-- Opening Marker --

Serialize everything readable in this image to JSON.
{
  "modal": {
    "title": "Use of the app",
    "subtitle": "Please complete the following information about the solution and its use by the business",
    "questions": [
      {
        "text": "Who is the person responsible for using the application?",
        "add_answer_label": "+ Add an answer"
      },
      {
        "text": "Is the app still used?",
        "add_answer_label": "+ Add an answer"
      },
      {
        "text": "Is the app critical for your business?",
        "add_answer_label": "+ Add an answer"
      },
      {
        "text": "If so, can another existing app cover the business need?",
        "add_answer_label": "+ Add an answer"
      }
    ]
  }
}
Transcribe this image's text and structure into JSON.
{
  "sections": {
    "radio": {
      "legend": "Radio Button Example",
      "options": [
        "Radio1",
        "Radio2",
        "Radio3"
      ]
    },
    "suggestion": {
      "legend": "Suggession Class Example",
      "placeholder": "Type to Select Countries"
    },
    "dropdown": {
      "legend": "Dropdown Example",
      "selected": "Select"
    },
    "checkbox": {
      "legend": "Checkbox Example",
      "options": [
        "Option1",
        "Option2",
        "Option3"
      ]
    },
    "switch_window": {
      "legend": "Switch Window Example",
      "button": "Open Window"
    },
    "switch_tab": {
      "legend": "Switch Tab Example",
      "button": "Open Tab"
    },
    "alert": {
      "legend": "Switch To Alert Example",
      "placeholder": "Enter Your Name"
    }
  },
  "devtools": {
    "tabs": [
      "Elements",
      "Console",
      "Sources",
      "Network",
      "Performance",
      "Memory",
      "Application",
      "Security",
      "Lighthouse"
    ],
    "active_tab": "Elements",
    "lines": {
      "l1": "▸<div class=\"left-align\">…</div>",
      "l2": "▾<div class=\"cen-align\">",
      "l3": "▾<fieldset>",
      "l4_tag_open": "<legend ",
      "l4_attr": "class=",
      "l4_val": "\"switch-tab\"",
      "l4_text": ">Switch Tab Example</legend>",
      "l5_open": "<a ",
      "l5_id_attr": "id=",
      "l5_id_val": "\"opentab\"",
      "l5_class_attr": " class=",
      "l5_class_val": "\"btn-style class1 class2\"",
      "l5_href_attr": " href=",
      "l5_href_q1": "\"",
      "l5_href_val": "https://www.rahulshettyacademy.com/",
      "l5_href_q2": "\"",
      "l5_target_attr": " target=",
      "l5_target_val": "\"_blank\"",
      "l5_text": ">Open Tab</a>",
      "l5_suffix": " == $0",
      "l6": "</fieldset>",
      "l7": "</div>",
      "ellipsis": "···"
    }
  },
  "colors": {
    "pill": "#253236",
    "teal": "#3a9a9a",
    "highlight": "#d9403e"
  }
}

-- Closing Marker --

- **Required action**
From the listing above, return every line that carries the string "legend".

- **Response to this task**
      "legend": "Radio Button Example",
      "legend": "Suggession Class Example",
      "legend": "Dropdown Example",
      "legend": "Checkbox Example",
      "legend": "Switch Window Example",
      "legend": "Switch Tab Example",
      "legend": "Switch To Alert Example",
      "l4_tag_open": "<legend ",
      "l4_text": ">Switch Tab Example</legend>",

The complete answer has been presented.